*** Opening Input records ***
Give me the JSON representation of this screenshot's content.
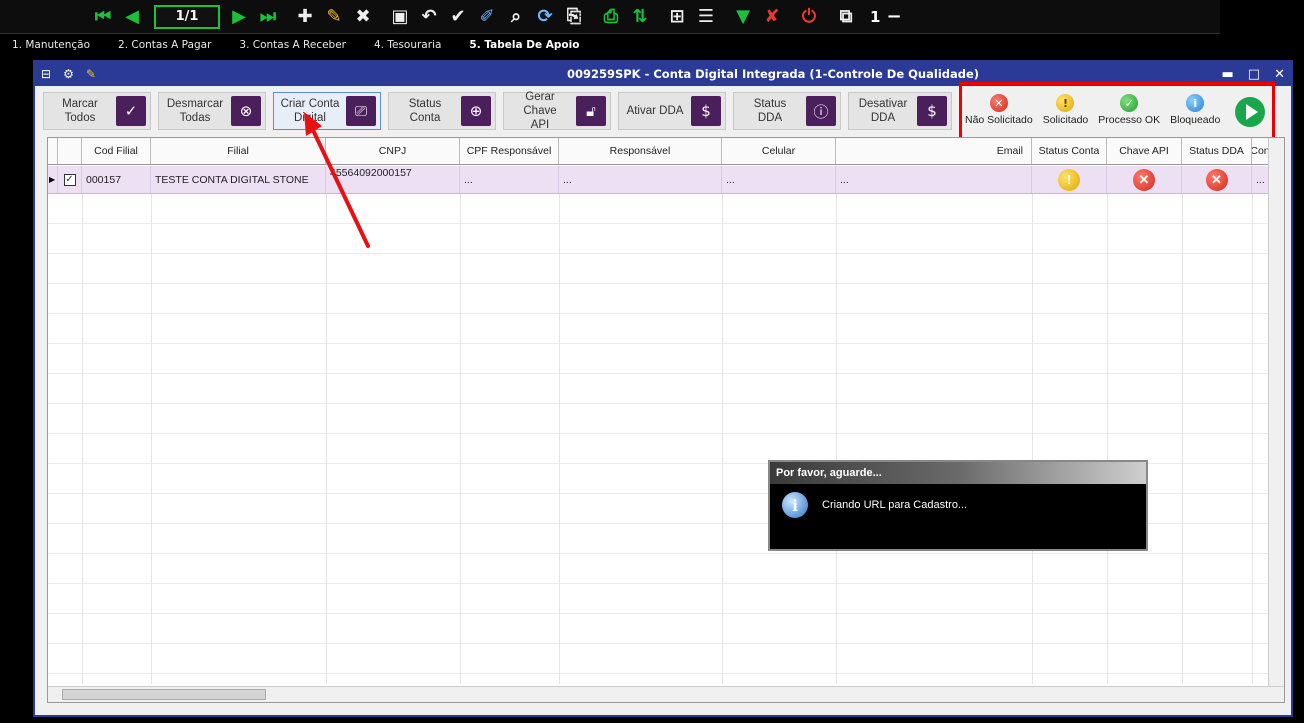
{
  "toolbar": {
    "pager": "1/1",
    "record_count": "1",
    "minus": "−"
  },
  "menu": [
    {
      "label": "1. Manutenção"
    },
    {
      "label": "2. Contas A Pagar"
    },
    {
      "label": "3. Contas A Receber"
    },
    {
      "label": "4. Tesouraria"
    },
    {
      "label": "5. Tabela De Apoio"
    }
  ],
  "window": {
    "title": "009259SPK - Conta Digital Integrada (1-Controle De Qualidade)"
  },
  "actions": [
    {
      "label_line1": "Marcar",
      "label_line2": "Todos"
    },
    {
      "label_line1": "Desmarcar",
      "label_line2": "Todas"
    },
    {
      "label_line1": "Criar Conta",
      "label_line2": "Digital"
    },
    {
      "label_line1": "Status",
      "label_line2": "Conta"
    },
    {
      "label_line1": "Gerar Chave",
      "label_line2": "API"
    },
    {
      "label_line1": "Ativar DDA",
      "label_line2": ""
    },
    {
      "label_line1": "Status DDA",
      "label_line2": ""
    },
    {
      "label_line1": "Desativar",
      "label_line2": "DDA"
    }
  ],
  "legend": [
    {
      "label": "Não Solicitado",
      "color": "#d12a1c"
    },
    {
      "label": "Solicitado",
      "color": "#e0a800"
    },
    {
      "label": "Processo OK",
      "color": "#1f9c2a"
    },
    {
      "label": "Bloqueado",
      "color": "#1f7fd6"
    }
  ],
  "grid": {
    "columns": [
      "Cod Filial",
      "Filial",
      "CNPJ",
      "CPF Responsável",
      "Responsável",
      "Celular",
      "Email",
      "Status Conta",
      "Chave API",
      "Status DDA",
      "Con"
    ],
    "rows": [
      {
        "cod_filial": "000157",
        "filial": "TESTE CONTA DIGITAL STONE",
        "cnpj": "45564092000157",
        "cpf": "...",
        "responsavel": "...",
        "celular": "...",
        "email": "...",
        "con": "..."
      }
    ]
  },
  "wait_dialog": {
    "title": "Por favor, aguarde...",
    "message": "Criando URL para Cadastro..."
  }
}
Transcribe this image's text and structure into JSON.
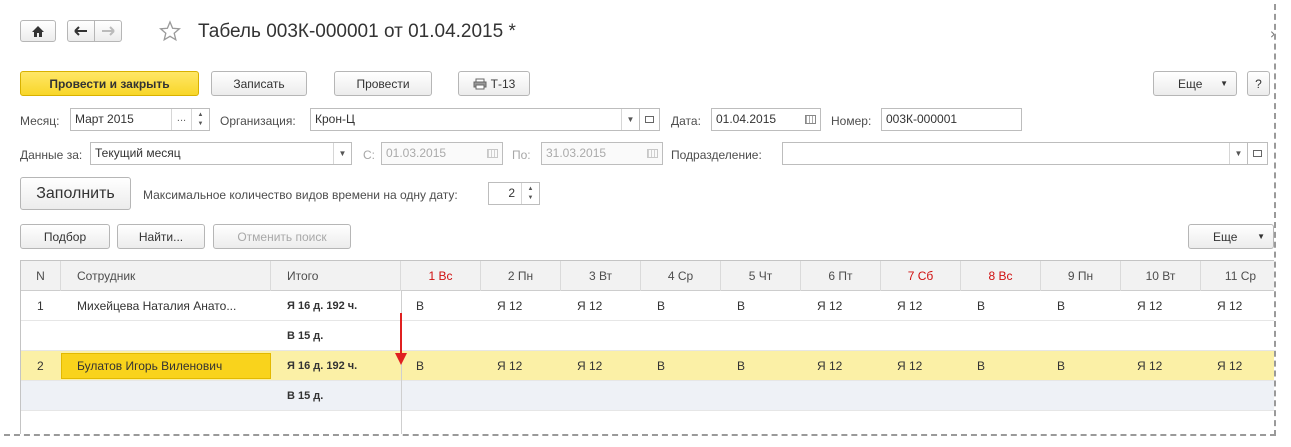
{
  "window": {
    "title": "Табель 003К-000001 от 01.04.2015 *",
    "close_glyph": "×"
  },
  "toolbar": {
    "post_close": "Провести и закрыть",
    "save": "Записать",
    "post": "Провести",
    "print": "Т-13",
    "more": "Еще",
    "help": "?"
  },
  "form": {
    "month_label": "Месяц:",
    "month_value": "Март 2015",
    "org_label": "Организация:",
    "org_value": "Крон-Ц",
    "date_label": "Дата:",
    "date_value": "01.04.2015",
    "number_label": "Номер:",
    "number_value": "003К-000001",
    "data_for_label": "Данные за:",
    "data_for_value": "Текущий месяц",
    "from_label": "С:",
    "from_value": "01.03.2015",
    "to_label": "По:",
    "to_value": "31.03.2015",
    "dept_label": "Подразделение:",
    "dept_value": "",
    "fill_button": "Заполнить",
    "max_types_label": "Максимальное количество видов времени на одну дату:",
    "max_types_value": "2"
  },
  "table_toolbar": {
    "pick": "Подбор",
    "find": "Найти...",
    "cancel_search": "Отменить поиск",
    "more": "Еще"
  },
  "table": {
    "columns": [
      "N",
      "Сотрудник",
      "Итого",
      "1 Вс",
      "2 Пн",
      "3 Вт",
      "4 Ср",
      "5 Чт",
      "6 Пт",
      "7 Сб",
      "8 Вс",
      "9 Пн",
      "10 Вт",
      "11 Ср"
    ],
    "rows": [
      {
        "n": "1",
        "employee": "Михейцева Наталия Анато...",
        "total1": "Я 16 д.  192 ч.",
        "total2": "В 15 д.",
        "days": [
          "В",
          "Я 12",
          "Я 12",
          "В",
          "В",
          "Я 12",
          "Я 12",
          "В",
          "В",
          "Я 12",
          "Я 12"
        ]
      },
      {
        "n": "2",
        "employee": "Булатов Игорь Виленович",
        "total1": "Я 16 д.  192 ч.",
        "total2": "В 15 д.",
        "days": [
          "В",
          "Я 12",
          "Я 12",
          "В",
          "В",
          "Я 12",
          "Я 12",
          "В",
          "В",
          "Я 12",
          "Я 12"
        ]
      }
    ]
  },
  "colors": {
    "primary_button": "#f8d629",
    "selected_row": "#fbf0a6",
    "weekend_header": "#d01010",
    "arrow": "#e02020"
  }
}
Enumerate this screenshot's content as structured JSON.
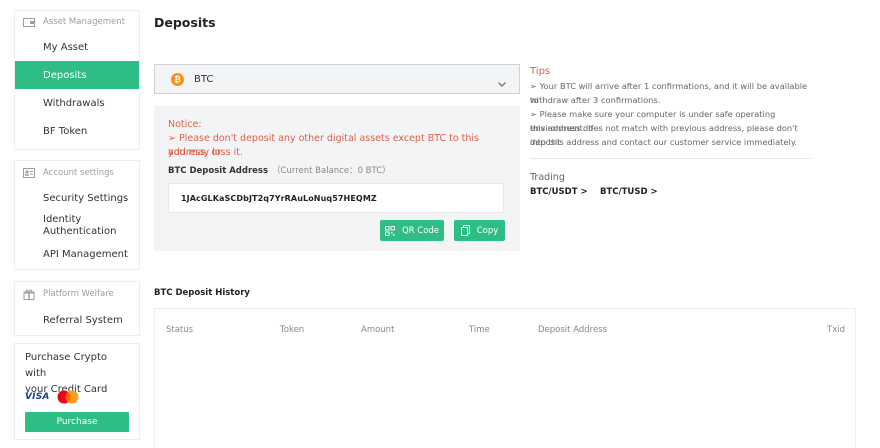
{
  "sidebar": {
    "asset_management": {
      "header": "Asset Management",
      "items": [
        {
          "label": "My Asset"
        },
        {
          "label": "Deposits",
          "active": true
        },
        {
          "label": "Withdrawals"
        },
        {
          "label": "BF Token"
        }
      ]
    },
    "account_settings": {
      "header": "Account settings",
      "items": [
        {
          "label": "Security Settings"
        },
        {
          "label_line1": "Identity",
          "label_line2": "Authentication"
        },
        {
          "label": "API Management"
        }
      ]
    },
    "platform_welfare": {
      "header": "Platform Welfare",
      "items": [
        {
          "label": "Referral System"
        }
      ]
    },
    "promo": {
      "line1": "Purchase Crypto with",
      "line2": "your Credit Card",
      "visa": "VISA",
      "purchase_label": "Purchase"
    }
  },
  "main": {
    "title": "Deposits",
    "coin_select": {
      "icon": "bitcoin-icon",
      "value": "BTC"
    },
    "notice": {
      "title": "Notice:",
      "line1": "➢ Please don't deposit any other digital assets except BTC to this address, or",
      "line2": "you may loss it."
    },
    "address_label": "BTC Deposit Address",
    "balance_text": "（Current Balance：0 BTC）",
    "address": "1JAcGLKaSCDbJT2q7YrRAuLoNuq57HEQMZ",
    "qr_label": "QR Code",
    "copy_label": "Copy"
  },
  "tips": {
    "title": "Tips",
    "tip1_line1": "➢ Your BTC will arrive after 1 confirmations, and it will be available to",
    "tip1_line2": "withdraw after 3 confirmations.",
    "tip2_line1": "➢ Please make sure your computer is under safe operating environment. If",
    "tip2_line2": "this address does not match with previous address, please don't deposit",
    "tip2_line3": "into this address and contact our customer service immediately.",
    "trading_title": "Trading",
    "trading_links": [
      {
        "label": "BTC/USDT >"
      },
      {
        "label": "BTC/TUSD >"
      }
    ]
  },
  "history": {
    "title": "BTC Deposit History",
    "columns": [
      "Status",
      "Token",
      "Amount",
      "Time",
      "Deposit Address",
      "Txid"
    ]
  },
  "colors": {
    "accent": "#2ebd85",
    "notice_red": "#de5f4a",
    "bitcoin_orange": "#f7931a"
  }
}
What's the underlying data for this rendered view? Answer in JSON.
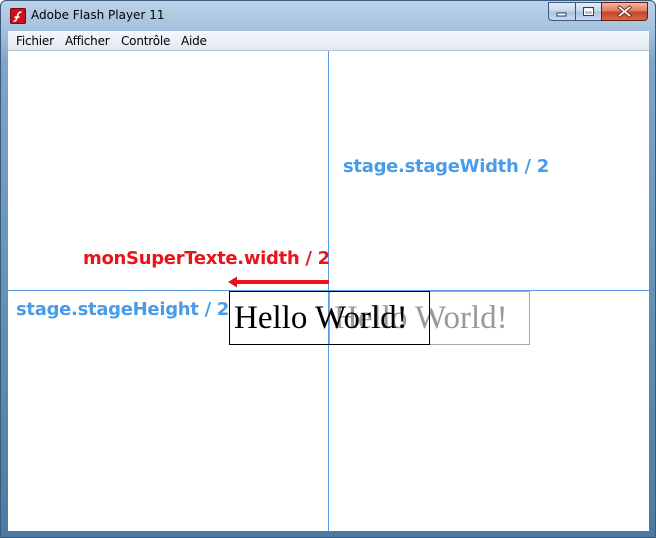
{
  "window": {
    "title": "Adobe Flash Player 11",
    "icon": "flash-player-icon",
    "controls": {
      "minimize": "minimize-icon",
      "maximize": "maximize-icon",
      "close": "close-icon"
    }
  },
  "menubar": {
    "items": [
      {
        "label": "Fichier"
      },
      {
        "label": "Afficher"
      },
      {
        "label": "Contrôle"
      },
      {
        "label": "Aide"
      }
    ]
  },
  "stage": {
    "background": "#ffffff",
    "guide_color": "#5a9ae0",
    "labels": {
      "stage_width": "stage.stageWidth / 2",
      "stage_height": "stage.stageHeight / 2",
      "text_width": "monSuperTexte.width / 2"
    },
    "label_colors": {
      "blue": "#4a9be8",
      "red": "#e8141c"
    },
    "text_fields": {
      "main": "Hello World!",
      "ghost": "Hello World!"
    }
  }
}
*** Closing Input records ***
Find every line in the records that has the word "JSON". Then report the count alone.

4